And yet Caldera (SCO No. 2) was until recently a Linux company. It was a participant in the Trillian Project, an effort by several companies, including IBM, to develop a version of Linux to run on Itanium. Even after Caldera acquired SCO in 2001, the company continued to trumpet its commitment to Linux and to boast of its plans to merge leading-edge Linux technology into its UnixWare source code.
Further clouding the litigation is SCO’s contention that IBM’s misappropriation of Unix System V code is not the only issue. It also claims that derivative works (extensions to the Unix kernel or code that runs inside it), even if written by IBM, are covered by the licensing agreement, as are the development methods. An example of derivative works that SCO says IBM added to Linux are the non-uniform memory access (NUMA) scheduler, which configures a cluster of microprocessors in a multiprocessing system to share memory.

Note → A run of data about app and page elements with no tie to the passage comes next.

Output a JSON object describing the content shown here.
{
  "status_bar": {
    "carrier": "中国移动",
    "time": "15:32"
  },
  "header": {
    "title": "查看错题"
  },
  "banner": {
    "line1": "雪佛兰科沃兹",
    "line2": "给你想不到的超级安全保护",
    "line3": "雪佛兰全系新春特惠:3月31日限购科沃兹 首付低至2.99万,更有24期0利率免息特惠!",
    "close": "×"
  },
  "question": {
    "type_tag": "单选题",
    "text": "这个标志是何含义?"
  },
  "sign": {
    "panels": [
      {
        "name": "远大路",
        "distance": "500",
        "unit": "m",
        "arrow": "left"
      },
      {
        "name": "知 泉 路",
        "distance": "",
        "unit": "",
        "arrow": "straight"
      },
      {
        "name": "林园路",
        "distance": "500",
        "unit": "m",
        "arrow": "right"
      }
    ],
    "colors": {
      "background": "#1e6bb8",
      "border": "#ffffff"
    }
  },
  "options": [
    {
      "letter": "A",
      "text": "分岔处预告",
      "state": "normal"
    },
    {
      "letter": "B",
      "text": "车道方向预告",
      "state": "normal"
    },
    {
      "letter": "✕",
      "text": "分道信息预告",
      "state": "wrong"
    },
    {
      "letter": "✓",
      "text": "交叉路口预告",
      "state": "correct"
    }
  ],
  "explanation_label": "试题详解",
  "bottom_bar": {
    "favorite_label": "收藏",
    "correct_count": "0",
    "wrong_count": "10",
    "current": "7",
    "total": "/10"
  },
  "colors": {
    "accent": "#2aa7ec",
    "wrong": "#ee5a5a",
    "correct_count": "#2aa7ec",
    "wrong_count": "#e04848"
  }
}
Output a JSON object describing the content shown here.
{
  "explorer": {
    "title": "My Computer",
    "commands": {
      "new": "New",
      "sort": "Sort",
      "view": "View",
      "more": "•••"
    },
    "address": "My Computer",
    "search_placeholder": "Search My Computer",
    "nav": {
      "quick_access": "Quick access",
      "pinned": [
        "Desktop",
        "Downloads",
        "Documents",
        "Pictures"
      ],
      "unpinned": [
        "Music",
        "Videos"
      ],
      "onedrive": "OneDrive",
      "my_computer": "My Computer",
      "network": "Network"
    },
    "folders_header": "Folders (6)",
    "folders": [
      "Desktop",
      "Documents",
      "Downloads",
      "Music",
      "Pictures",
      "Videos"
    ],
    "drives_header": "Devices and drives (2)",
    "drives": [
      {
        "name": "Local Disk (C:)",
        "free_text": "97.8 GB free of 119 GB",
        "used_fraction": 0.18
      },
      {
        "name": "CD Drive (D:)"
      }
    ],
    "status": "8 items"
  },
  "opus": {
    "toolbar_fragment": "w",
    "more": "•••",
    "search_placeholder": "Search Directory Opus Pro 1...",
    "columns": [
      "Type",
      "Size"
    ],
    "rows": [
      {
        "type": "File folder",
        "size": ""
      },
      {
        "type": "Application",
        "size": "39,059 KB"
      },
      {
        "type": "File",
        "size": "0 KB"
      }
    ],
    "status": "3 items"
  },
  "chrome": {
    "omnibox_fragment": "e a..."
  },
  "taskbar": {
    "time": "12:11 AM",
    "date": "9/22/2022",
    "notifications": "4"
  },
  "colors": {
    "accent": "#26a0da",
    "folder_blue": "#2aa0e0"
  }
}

SCO did not reveal exactly which Unix System V code it believes has been copied into Linux. But, it says, ”As a result of IBM’s wholesale disregard of its contractual and legal obligations to SCO, Linux 2.4.x and the development Linux kernel, 2.5.x, are filled with Unix source code, derivative works and methods. As such, Linux 2.4.x and Linux 2.5.x are unauthorized derivatives of Unix System V.”
That the SCO lawsuit is a thinly veiled attack against Linux is clearly shown in its amended brief, which accuses Linus Torvalds, the originator of Linux, of being unable or unwilling to identify the intellectual property origins of contributed Linux source code that has come in from many different sources.
The suit also raises the red flag of Linux’s threat to U.S. national security. The export of Unix technology, it says, could give nations, particularly rogue nations, the ability to build powerful multiprocessor supercomputers that can do encryption or design weapons. An industrial-strength version of Linux, with capabilities comparable to Unix, and freely available over the Internet, is a powerful tool, SCO argues.
No end in sight
There are several possible outcomes to this dispute. The simplest and possibly the fastest are that IBM and SCO could settle out of court or IBM could simply buy SCO. But these two possibilities are not likely, according to Bill Claybrook, an analyst with Aberdeen Group Inc. (Boston). Ruling them out leaves a full-fledged, drawn-out court battle. ”If SCO wins and IBM stumbles, then Microsoft is going to hold a big advantage in the market. If IBM wins, then Linux will take off among enterprises, and we will witness a big battle between Linux and Windows over the course of several years.”